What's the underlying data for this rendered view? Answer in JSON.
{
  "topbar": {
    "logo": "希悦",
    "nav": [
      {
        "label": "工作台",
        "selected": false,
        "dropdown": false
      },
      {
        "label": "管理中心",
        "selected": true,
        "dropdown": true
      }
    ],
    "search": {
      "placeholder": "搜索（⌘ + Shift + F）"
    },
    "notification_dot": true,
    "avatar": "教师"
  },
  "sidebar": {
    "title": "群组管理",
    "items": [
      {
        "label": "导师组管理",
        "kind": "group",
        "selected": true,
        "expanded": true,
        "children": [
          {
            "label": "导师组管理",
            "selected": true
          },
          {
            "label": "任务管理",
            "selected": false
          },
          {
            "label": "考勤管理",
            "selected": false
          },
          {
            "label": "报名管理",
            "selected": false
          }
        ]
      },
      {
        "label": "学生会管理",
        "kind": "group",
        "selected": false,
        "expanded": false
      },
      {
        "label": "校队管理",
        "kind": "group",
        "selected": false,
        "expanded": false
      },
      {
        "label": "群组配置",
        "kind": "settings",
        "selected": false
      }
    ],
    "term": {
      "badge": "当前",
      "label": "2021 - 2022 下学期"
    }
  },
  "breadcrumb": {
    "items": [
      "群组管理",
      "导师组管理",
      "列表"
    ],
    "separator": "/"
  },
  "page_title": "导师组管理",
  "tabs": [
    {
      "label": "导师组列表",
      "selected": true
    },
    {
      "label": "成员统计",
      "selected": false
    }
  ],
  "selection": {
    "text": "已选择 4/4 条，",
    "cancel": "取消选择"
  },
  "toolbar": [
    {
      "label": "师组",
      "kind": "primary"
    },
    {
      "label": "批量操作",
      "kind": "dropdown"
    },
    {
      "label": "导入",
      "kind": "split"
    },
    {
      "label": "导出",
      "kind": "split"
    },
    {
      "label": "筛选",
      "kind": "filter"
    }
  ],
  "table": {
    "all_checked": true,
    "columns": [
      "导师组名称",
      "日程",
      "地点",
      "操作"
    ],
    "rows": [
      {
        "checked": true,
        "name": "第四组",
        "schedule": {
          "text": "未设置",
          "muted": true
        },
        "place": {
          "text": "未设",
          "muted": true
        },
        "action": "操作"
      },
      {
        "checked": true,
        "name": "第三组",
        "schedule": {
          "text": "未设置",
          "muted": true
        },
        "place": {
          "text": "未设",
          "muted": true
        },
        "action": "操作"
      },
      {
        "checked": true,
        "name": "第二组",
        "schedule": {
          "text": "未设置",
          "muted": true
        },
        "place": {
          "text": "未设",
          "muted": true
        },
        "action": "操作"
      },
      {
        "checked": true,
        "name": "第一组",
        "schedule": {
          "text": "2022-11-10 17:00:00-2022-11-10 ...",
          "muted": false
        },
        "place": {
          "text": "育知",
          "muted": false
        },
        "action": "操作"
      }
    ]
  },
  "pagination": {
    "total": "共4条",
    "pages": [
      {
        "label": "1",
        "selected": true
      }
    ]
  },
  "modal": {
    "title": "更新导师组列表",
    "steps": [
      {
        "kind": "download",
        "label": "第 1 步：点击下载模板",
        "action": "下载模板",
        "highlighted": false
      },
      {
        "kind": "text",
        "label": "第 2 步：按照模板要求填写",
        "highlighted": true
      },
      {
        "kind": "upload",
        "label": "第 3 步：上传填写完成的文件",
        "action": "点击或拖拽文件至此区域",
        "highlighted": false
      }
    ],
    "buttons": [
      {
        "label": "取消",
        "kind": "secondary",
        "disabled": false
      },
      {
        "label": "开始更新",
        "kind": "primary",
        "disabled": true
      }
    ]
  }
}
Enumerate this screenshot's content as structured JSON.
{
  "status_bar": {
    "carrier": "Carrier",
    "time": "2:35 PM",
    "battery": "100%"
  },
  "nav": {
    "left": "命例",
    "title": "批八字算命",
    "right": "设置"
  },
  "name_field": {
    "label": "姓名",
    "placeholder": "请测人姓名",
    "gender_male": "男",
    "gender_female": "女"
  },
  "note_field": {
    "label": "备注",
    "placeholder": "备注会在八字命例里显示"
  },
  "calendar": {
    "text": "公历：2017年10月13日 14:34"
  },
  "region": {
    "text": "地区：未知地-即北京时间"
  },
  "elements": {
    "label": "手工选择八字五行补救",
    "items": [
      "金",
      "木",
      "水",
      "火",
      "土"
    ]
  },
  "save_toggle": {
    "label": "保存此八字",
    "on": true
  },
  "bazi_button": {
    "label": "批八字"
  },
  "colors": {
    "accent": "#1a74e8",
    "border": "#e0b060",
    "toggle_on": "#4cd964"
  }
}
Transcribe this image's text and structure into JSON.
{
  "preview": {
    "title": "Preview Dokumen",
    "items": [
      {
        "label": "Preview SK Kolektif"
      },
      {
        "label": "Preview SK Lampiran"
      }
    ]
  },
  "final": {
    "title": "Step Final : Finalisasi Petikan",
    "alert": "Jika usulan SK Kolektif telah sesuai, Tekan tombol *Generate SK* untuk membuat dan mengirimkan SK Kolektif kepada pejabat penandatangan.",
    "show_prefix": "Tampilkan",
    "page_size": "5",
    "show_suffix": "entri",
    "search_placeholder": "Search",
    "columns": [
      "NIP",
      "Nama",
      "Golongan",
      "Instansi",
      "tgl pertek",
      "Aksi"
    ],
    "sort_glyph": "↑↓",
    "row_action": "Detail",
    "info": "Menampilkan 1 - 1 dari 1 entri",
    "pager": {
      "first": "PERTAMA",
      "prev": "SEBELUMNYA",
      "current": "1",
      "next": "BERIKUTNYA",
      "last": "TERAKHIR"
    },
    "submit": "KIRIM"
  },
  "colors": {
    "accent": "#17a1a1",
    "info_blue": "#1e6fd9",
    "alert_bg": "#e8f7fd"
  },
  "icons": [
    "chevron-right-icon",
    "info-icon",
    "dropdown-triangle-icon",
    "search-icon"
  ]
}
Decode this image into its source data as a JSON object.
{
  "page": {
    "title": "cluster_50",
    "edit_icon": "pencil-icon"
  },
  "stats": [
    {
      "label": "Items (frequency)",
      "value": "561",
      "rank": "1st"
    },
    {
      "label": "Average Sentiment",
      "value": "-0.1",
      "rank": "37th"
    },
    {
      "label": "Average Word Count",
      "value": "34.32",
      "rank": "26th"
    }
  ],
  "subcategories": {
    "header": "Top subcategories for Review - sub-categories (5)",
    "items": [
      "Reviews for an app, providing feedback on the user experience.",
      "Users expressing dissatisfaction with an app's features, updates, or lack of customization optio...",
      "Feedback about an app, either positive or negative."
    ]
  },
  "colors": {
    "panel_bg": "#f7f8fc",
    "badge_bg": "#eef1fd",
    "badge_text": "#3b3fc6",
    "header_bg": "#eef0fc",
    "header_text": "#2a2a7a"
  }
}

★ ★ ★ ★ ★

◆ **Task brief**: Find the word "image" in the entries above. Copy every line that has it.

◆ **Task result**:
Transcribe this image's text and structure into JSON.
Decode this image into its source data as a JSON object.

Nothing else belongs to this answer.